Quite literally, the foundation is the base of your home. It’s the load-bearing portion on which the entire structure rests upon. So, when it’s compromised, the entire house may crumble and fall, or at the very least, sustain a lot of damage.
When in the process of buying or selling a house, it pays to ensure the foundation is good or at least be proactive in resolving the issue.
Jim Oursler, the owner of Granite Repair Foundation shares 5 things buyers and sellers need to know about foundation repair.
1. Signs of foundation damage
When you are looking at homes for sale, you want to check whether the house is structurally sound or not. Here are telltale signs of foundation issues:
• Cracks in vinyl or ceramic tile over a concrete floor
• Cracks in walls, especially over windows, doorways, or where the walls meet ceilings
• Stair-step cracks in masonry joints
• Gaps between the wall seams or between the wall and the ceiling
• Cracked drywall over a door frame
• Sloping floors or staircases
• Windows that are difficult to open or close
• Separation of walls, doors, windows and the garage door
• Doors that stick or don’t latch properly

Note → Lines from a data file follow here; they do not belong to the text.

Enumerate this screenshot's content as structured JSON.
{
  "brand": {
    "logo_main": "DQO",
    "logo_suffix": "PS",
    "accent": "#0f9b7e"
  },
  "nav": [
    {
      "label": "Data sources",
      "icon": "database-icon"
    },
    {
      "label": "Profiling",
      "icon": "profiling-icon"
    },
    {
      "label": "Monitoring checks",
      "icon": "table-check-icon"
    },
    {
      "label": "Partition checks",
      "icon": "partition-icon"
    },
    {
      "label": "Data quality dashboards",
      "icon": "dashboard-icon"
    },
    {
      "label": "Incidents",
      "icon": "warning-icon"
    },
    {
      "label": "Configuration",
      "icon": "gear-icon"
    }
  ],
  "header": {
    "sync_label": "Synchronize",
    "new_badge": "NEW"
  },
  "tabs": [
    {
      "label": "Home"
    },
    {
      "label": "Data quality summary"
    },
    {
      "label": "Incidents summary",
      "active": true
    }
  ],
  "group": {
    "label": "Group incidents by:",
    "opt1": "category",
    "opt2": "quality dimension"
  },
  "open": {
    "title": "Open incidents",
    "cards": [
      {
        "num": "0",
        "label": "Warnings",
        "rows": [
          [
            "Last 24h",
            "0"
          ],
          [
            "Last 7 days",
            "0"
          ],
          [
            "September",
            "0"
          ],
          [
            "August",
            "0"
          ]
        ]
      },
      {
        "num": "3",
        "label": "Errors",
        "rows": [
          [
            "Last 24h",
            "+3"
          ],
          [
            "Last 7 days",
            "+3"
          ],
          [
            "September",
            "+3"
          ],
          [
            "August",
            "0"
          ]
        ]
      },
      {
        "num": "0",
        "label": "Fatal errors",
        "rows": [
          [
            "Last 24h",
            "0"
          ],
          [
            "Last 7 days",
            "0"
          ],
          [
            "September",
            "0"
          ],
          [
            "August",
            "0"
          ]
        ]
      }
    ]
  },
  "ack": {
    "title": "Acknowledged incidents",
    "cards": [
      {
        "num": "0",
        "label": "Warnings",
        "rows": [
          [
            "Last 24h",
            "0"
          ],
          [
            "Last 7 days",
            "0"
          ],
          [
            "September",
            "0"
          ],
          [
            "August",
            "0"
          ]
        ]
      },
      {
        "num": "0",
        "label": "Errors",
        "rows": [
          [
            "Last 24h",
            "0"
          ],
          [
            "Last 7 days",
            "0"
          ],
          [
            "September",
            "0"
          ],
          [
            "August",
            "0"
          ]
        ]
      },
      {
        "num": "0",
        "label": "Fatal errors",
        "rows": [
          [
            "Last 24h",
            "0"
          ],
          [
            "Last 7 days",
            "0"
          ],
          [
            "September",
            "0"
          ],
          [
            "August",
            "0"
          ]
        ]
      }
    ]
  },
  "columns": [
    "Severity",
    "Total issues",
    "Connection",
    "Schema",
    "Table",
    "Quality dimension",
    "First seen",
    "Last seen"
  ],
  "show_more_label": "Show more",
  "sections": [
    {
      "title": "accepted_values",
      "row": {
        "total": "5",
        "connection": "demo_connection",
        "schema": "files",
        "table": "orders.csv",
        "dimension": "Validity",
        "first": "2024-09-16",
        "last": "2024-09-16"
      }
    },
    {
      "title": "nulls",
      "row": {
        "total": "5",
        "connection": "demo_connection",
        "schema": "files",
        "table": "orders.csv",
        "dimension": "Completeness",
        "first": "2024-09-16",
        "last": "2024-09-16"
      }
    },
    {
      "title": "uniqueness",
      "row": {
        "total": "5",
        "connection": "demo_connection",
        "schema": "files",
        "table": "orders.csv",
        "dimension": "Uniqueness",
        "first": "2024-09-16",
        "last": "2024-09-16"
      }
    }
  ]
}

If you notice any of these issues, investigate further. Call a foundation repair expert to determine the extent of the damage. In some cases, like when doors fail to latch properly, the problem may due to high humidity and not as a result of a foundation problem.
2. Inspecting and repairing foundation issues isn’t a DIY project
This is a task that requires foundation repair professionals. It isn’t for DIY-ers. If you suspect the home has a foundation problem, hire either a structural engineer or a home inspector to check it.
Hiring a structural engineer will typically set you back by around $600, and as much as $2,000 for an engineered solution.
Having a qualified professional check, the problems will give you a peace of mind. Additionally, your lender or insurance company may need official documentation certifying the problems were resolved.
3. Should you buy a house with foundation problems?
So, what should you do once the expert establishes that the house has a foundation problem? Should you walk away or take proactive steps to resolve the issue?
It’s important to understand that not all foundation problems are catastrophic. There are some that can be fixed rather easily. Repairing a simple crack in a poured concrete wall, for instance, is usually in the range of $800 to $1,500 per crack.
If this is the case and you really like the house, then by all means, go for it. Also, homes that have foundation problems are usually priced lower.
But, should you buy a home that has serious foundation issues? Major foundation issues can run the gamut. The repairs could be significant, or the foundation could even require total replacement.
According to HomeAdvisor, the cost to replace a home’s foundation ranges anywhere from $20,000 to $100,000, depending on the kind of foundation you choose. Now, ask yourself – do you have the budget for this? If your answer is “no”, then walk away.
If your answer is “yes”, then include the appropriate contingency clauses in the contract. Next, hire a competent foundation repair company.
4. Sellers will likely employ smart strategies and make concessions
Are you selling a house with foundation problems? You need to consider some options. The options will generally depend on things like how quickly you hope to sell the property, the degree of the foundation issues, and the local market.
If you decide to fix the problems prior to listing the home, it would mean two things. One, the repair history will be part of the records of the property. This can discourage buyers from even viewing the property.
And two, it will mean you’ll have to invest some money out of your own pocket. The costs can be significant. Also, foundation problems take time to fix.
If you consider selling the home “as is”, then you may need to price the property accordingly. According to Rare Daily, most foundation issues reduce a home’s value by 10-15 percent. In other words, if the home you are selling is worth $400,000, you could potentially lose between $40,000 and $60,000 in value.
5. Buyers will likely have financing challenges